= The problem =
The material below must be restated exactly, line by line.

*** Opening of Records to process ***

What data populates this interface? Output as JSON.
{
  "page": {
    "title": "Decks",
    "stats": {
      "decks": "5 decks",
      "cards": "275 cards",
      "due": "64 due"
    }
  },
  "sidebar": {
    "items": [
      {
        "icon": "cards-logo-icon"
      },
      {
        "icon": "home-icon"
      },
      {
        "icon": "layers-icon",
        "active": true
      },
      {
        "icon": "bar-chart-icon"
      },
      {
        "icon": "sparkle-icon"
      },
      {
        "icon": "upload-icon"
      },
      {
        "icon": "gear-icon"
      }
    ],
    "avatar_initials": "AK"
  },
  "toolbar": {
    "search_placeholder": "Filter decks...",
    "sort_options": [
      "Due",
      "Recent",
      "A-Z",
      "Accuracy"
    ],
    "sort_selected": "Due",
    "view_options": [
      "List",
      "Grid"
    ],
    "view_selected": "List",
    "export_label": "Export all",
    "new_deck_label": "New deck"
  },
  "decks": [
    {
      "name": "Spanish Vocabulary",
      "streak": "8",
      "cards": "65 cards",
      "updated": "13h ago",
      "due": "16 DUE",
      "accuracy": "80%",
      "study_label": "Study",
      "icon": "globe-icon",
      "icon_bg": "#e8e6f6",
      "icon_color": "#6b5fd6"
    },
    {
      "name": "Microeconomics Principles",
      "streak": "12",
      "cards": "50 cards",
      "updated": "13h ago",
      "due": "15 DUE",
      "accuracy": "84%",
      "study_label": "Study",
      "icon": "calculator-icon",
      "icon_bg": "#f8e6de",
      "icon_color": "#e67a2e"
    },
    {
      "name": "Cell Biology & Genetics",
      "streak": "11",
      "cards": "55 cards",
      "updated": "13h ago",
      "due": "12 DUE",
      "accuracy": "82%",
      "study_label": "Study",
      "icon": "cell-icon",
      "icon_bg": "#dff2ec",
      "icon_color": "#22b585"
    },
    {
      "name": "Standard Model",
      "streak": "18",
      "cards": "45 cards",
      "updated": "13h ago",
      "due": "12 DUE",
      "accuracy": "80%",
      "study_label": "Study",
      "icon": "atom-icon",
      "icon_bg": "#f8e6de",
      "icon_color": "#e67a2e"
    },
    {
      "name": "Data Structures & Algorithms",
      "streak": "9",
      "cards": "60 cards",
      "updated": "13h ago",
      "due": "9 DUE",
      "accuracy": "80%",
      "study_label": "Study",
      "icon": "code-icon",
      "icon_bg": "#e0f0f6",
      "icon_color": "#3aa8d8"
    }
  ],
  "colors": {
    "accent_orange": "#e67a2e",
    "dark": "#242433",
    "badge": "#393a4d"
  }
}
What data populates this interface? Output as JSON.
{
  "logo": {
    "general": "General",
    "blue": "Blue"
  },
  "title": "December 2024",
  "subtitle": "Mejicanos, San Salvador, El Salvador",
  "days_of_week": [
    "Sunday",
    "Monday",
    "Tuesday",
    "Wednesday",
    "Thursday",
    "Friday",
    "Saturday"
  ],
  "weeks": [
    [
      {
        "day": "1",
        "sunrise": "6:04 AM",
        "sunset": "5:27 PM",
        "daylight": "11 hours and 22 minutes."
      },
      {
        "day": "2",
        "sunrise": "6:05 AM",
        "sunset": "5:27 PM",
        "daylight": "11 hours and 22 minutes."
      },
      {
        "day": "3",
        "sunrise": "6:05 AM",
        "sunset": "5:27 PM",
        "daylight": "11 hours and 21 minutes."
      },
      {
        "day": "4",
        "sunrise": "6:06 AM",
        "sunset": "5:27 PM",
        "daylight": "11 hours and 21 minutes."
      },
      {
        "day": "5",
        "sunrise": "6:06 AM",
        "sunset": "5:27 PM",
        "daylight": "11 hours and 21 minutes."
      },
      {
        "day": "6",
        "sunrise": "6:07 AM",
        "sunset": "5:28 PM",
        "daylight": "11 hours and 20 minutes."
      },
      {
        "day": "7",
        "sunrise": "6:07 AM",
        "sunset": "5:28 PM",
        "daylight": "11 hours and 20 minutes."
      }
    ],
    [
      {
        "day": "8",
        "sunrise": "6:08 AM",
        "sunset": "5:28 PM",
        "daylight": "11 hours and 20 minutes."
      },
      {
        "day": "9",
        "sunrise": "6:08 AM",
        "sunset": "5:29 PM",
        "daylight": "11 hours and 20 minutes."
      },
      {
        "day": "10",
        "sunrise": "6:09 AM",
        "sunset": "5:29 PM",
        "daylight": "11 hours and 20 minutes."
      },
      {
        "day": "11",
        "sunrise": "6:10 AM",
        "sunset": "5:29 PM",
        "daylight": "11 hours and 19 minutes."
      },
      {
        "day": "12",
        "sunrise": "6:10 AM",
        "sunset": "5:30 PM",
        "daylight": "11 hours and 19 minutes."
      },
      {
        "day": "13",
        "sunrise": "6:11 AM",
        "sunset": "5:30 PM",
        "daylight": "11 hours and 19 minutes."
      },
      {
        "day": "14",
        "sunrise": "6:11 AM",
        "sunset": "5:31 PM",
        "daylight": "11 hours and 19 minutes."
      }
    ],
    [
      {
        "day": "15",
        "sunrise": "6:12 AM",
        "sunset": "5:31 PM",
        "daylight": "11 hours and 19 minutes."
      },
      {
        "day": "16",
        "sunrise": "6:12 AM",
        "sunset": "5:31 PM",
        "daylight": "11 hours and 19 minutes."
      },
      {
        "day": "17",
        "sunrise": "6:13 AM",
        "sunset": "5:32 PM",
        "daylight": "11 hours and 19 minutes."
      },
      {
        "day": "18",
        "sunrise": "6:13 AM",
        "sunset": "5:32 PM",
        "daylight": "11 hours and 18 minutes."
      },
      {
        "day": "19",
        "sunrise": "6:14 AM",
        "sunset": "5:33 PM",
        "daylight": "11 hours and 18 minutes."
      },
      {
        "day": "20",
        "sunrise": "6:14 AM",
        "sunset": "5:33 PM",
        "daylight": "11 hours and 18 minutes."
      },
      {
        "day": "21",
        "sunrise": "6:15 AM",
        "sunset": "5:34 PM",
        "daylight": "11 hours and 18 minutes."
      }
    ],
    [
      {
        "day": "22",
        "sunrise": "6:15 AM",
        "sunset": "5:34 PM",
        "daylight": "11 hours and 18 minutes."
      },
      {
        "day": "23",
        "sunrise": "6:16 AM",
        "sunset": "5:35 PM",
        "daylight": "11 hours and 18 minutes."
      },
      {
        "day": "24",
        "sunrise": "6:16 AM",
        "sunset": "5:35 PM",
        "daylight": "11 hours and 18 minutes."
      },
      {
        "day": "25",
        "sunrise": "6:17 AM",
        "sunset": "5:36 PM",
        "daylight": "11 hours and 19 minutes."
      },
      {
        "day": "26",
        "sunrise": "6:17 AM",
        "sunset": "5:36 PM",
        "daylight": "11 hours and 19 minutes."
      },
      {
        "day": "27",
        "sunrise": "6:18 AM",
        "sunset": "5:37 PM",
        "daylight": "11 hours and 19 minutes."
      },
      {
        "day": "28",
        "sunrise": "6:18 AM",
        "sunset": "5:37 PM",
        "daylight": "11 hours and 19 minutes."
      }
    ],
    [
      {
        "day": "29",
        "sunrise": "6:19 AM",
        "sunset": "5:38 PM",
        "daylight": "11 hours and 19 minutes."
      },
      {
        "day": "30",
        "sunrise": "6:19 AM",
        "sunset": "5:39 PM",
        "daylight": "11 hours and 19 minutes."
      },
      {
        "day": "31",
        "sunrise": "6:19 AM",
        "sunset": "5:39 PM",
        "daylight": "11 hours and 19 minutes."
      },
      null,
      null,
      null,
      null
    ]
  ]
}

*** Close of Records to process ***

= Solution to this exercise =
What data populates this interface? Output as JSON.
{
  "page": {
    "title": "Decks",
    "stats": {
      "decks": "5 decks",
      "cards": "275 cards",
      "due": "64 due"
    }
  },
  "sidebar": {
    "items": [
      {
        "icon": "cards-logo-icon"
      },
      {
        "icon": "home-icon"
      },
      {
        "icon": "layers-icon",
        "active": true
      },
      {
        "icon": "bar-chart-icon"
      },
      {
        "icon": "sparkle-icon"
      },
      {
        "icon": "upload-icon"
      },
      {
        "icon": "gear-icon"
      }
    ],
    "avatar_initials": "AK"
  },
  "toolbar": {
    "search_placeholder": "Filter decks...",
    "sort_options": [
      "Due",
      "Recent",
      "A-Z",
      "Accuracy"
    ],
    "sort_selected": "Due",
    "view_options": [
      "List",
      "Grid"
    ],
    "view_selected": "List",
    "export_label": "Export all",
    "new_deck_label": "New deck"
  },
  "decks": [
    {
      "name": "Spanish Vocabulary",
      "streak": "8",
      "cards": "65 cards",
      "updated": "13h ago",
      "due": "16 DUE",
      "accuracy": "80%",
      "study_label": "Study",
      "icon": "globe-icon",
      "icon_bg": "#e8e6f6",
      "icon_color": "#6b5fd6"
    },
    {
      "name": "Microeconomics Principles",
      "streak": "12",
      "cards": "50 cards",
      "updated": "13h ago",
      "due": "15 DUE",
      "accuracy": "84%",
      "study_label": "Study",
      "icon": "calculator-icon",
      "icon_bg": "#f8e6de",
      "icon_color": "#e67a2e"
    },
    {
      "name": "Cell Biology & Genetics",
      "streak": "11",
      "cards": "55 cards",
      "updated": "13h ago",
      "due": "12 DUE",
      "accuracy": "82%",
      "study_label": "Study",
      "icon": "cell-icon",
      "icon_bg": "#dff2ec",
      "icon_color": "#22b585"
    },
    {
      "name": "Standard Model",
      "streak": "18",
      "cards": "45 cards",
      "updated": "13h ago",
      "due": "12 DUE",
      "accuracy": "80%",
      "study_label": "Study",
      "icon": "atom-icon",
      "icon_bg": "#f8e6de",
      "icon_color": "#e67a2e"
    },
    {
      "name": "Data Structures & Algorithms",
      "streak": "9",
      "cards": "60 cards",
      "updated": "13h ago",
      "due": "9 DUE",
      "accuracy": "80%",
      "study_label": "Study",
      "icon": "code-icon",
      "icon_bg": "#e0f0f6",
      "icon_color": "#3aa8d8"
    }
  ],
  "colors": {
    "accent_orange": "#e67a2e",
    "dark": "#242433",
    "badge": "#393a4d"
  }
}
What data populates this interface? Output as JSON.
{
  "logo": {
    "general": "General",
    "blue": "Blue"
  },
  "title": "December 2024",
  "subtitle": "Mejicanos, San Salvador, El Salvador",
  "days_of_week": [
    "Sunday",
    "Monday",
    "Tuesday",
    "Wednesday",
    "Thursday",
    "Friday",
    "Saturday"
  ],
  "weeks": [
    [
      {
        "day": "1",
        "sunrise": "6:04 AM",
        "sunset": "5:27 PM",
        "daylight": "11 hours and 22 minutes."
      },
      {
        "day": "2",
        "sunrise": "6:05 AM",
        "sunset": "5:27 PM",
        "daylight": "11 hours and 22 minutes."
      },
      {
        "day": "3",
        "sunrise": "6:05 AM",
        "sunset": "5:27 PM",
        "daylight": "11 hours and 21 minutes."
      },
      {
        "day": "4",
        "sunrise": "6:06 AM",
        "sunset": "5:27 PM",
        "daylight": "11 hours and 21 minutes."
      },
      {
        "day": "5",
        "sunrise": "6:06 AM",
        "sunset": "5:27 PM",
        "daylight": "11 hours and 21 minutes."
      },
      {
        "day": "6",
        "sunrise": "6:07 AM",
        "sunset": "5:28 PM",
        "daylight": "11 hours and 20 minutes."
      },
      {
        "day": "7",
        "sunrise": "6:07 AM",
        "sunset": "5:28 PM",
        "daylight": "11 hours and 20 minutes."
      }
    ],
    [
      {
        "day": "8",
        "sunrise": "6:08 AM",
        "sunset": "5:28 PM",
        "daylight": "11 hours and 20 minutes."
      },
      {
        "day": "9",
        "sunrise": "6:08 AM",
        "sunset": "5:29 PM",
        "daylight": "11 hours and 20 minutes."
      },
      {
        "day": "10",
        "sunrise": "6:09 AM",
        "sunset": "5:29 PM",
        "daylight": "11 hours and 20 minutes."
      },
      {
        "day": "11",
        "sunrise": "6:10 AM",
        "sunset": "5:29 PM",
        "daylight": "11 hours and 19 minutes."
      },
      {
        "day": "12",
        "sunrise": "6:10 AM",
        "sunset": "5:30 PM",
        "daylight": "11 hours and 19 minutes."
      },
      {
        "day": "13",
        "sunrise": "6:11 AM",
        "sunset": "5:30 PM",
        "daylight": "11 hours and 19 minutes."
      },
      {
        "day": "14",
        "sunrise": "6:11 AM",
        "sunset": "5:31 PM",
        "daylight": "11 hours and 19 minutes."
      }
    ],
    [
      {
        "day": "15",
        "sunrise": "6:12 AM",
        "sunset": "5:31 PM",
        "daylight": "11 hours and 19 minutes."
      },
      {
        "day": "16",
        "sunrise": "6:12 AM",
        "sunset": "5:31 PM",
        "daylight": "11 hours and 19 minutes."
      },
      {
        "day": "17",
        "sunrise": "6:13 AM",
        "sunset": "5:32 PM",
        "daylight": "11 hours and 19 minutes."
      },
      {
        "day": "18",
        "sunrise": "6:13 AM",
        "sunset": "5:32 PM",
        "daylight": "11 hours and 18 minutes."
      },
      {
        "day": "19",
        "sunrise": "6:14 AM",
        "sunset": "5:33 PM",
        "daylight": "11 hours and 18 minutes."
      },
      {
        "day": "20",
        "sunrise": "6:14 AM",
        "sunset": "5:33 PM",
        "daylight": "11 hours and 18 minutes."
      },
      {
        "day": "21",
        "sunrise": "6:15 AM",
        "sunset": "5:34 PM",
        "daylight": "11 hours and 18 minutes."
      }
    ],
    [
      {
        "day": "22",
        "sunrise": "6:15 AM",
        "sunset": "5:34 PM",
        "daylight": "11 hours and 18 minutes."
      },
      {
        "day": "23",
        "sunrise": "6:16 AM",
        "sunset": "5:35 PM",
        "daylight": "11 hours and 18 minutes."
      },
      {
        "day": "24",
        "sunrise": "6:16 AM",
        "sunset": "5:35 PM",
        "daylight": "11 hours and 18 minutes."
      },
      {
        "day": "25",
        "sunrise": "6:17 AM",
        "sunset": "5:36 PM",
        "daylight": "11 hours and 19 minutes."
      },
      {
        "day": "26",
        "sunrise": "6:17 AM",
        "sunset": "5:36 PM",
        "daylight": "11 hours and 19 minutes."
      },
      {
        "day": "27",
        "sunrise": "6:18 AM",
        "sunset": "5:37 PM",
        "daylight": "11 hours and 19 minutes."
      },
      {
        "day": "28",
        "sunrise": "6:18 AM",
        "sunset": "5:37 PM",
        "daylight": "11 hours and 19 minutes."
      }
    ],
    [
      {
        "day": "29",
        "sunrise": "6:19 AM",
        "sunset": "5:38 PM",
        "daylight": "11 hours and 19 minutes."
      },
      {
        "day": "30",
        "sunrise": "6:19 AM",
        "sunset": "5:39 PM",
        "daylight": "11 hours and 19 minutes."
      },
      {
        "day": "31",
        "sunrise": "6:19 AM",
        "sunset": "5:39 PM",
        "daylight": "11 hours and 19 minutes."
      },
      null,
      null,
      null,
      null
    ]
  ]
}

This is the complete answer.